Now that we have pretty much covered the analog side of the unit, let’s look at its other features. As mentioned at the opening of the review, the Onyx 800R is also a good- sounding A to D converter. Hell, at $125 per channel, the Onyx could just be an ADC and that would be a great deal, especially considering 192k converters are still very few and far between. Since I have had to recently enter this century and purchase some multi-channel digital audio capability for the studio, and I had an album project that required transfer from 2” 24-track at 30 IPS to 24-bit, 48 kHz WAV files, having the Onyx review unit show up was quite serendipitous. The Onyx hooked up to the Digi 002 just fine with the lightpipe, and with the 002 set to ADAT sync, the two boxes worked together flawlessly, and everything sounded just fine. Being able to adjust my input levels was also helpful for the transfer. The only drawback here is it would have been nice to know where 0 dBfs is supposed to be, because if you’re not diligent about watching your DAW’s channel meters, you can quickly create digital clipping. The back of the unit is set up with a DB25 input connector for line input so you may need to invest in some D-Sub snakes if you plan to use the line ins. Mackie has also wisely set up the digital outputs using a DB25 connector that is pin-compatible with standard digital D-Sub snakes. The manual is well laid-out and provides accurate wiring diagrams so you can always make the cable you need. The manual also explains clearly how the higher sampling rates work. Selector buttons on the unit switch between AES/EBU, S/PDIF, double-fast single-wire, and double-wire dual-mode formats for the DB25 digital outs; and the two ADAT lightpipe outputs can use the S/MUX standard to transmit eight channels of audio at 88.2 or 96 kHz and four channels at 176.4 or 192 kHz.

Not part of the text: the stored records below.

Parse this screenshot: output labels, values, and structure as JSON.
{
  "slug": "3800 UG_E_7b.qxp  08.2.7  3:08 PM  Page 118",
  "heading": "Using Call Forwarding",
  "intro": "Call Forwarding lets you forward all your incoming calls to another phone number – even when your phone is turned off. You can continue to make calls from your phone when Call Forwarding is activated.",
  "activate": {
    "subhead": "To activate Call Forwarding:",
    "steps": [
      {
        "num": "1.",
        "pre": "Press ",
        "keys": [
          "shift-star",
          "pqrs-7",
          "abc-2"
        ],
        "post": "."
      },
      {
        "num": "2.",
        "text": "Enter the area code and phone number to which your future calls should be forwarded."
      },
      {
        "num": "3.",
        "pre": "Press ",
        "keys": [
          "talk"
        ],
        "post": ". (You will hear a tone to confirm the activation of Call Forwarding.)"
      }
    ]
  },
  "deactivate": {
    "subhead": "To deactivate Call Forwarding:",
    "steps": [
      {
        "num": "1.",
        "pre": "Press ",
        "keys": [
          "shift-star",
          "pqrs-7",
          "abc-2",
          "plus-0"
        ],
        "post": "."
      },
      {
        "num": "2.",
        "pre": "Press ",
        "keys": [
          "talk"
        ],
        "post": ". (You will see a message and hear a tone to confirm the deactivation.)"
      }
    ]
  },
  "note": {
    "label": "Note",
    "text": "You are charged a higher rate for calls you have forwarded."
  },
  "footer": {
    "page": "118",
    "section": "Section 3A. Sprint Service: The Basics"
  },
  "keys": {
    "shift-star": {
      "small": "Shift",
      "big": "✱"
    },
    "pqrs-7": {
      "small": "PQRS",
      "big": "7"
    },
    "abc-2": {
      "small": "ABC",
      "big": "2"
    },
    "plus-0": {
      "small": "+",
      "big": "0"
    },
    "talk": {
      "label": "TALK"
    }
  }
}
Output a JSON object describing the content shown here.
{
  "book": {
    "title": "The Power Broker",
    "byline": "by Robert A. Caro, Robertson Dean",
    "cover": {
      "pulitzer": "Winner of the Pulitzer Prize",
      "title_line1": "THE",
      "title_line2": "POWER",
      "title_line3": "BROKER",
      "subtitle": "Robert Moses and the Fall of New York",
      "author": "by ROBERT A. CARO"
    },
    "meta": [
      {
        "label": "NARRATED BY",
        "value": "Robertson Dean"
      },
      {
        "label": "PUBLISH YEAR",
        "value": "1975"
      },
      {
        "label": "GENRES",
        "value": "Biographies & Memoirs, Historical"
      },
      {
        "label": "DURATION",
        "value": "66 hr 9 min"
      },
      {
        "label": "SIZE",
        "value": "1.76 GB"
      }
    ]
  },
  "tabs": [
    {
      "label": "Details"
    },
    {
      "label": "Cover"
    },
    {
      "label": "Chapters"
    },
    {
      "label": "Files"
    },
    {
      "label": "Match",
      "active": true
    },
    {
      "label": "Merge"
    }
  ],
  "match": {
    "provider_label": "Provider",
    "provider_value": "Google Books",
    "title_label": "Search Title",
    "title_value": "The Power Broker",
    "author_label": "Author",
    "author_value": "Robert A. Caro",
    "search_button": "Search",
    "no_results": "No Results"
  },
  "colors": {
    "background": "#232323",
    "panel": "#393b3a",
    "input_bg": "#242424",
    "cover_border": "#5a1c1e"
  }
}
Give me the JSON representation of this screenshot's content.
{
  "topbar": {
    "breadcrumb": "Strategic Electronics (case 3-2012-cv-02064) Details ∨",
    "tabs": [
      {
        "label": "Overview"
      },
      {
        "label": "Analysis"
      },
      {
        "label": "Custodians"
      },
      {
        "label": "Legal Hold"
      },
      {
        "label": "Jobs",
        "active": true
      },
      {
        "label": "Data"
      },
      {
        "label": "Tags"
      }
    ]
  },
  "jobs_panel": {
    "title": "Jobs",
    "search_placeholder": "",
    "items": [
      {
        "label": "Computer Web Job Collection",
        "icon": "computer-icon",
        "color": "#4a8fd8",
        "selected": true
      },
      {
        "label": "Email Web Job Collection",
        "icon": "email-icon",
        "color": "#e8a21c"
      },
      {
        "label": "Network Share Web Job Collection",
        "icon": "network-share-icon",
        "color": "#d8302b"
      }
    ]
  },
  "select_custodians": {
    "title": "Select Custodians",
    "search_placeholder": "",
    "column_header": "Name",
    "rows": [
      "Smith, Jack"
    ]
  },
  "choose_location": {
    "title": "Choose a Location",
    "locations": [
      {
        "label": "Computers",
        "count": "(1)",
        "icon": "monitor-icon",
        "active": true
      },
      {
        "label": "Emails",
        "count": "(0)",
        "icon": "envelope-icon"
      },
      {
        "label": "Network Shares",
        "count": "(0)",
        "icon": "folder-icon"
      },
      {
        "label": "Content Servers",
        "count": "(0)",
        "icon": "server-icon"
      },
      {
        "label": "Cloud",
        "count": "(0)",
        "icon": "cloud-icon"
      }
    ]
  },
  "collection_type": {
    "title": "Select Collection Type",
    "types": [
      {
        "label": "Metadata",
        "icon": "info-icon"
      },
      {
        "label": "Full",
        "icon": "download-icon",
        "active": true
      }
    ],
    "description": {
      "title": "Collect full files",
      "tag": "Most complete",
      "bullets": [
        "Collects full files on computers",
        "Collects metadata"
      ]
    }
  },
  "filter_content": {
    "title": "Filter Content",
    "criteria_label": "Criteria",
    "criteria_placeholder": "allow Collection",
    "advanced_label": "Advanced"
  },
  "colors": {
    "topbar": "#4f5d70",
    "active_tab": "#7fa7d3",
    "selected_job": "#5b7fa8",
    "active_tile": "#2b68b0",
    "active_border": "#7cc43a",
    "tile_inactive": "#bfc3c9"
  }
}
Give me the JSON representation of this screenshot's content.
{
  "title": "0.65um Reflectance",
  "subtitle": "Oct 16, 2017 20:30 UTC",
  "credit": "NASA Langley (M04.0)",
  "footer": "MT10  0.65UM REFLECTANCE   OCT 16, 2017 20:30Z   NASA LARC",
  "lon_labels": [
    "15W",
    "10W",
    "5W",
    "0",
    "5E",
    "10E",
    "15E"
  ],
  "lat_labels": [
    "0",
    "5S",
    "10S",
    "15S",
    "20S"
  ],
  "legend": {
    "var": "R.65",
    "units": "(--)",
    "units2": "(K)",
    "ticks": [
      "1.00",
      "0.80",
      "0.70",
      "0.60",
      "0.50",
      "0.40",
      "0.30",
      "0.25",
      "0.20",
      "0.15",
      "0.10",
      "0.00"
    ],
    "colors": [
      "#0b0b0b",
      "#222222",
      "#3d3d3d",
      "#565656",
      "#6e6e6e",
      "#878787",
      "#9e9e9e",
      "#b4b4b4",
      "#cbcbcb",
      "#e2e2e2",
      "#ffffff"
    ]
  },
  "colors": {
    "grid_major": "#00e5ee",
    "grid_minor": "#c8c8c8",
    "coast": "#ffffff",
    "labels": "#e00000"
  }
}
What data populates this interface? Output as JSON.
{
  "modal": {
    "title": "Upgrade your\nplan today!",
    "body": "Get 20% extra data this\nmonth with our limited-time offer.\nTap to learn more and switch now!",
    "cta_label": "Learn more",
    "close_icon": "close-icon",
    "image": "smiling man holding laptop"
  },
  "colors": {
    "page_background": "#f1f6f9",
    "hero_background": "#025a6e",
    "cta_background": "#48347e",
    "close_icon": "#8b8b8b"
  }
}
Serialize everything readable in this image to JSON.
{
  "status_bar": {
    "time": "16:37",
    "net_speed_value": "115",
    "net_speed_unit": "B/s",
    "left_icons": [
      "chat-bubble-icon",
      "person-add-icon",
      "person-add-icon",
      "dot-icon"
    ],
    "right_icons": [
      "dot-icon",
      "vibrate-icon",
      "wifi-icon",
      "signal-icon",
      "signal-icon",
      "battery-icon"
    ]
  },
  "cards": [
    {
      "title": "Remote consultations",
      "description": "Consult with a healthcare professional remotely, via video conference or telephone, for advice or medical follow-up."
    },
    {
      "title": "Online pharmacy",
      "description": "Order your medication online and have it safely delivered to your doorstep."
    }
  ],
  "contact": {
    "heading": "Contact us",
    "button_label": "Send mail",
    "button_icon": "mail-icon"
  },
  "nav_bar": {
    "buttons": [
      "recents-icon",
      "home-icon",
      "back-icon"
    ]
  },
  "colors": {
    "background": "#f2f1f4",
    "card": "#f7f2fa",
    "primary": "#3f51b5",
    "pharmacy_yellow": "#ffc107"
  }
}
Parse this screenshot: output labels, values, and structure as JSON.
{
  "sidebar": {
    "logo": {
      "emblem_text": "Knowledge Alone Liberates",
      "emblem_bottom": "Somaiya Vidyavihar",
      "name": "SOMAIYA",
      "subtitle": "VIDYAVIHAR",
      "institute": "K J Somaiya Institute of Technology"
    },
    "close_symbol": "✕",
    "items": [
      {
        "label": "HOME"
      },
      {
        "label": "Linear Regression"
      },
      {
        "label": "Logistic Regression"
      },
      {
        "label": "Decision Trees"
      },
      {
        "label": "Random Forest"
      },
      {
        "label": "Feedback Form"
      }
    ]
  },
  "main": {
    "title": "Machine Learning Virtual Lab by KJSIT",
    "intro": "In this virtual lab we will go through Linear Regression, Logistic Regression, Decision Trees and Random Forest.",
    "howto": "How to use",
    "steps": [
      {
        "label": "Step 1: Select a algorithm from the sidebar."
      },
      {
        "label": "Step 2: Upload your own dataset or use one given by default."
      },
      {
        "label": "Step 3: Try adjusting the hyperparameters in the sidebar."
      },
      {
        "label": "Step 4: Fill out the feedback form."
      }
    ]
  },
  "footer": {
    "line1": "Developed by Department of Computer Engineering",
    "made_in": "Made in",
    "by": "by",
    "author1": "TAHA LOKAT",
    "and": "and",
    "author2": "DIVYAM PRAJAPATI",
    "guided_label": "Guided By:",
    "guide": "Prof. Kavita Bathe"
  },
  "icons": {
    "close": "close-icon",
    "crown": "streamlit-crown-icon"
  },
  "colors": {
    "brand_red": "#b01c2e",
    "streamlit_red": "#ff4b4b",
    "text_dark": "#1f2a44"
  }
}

Mackie has clearly priced the Onyx 800R to attract budget- conscience studios. At $999 street, not only is the unit a cost- effective preamp, but it also makes a great front end for dedicated digital recorders. That being said, considering all its features and its decent sound, I think the Onyx 800R is a good purchase for any studio, regardless of budget. Modern, clean, and accurate is as much a sound these days as warm and fuzzy used to be. For the many engineers who desire neither the sound nor the price tag of old analog gear, the Onyx is perfect. I like to think of it as the audio equivalent of a Swiss Army knife-with preamps, line inputs, DI’s, an M/S decoder, and 192k converters-for your DAW, standalone hard disk recorder, digital mixer, or even for your analog mixer if you need to step up to better mic preamps or bypass your mixer by going “straight to tape.” It has a lot of good, usable audio tools built into one unit, and its versatility makes it a real winner. ($1279 MSRP; www.mackie.com)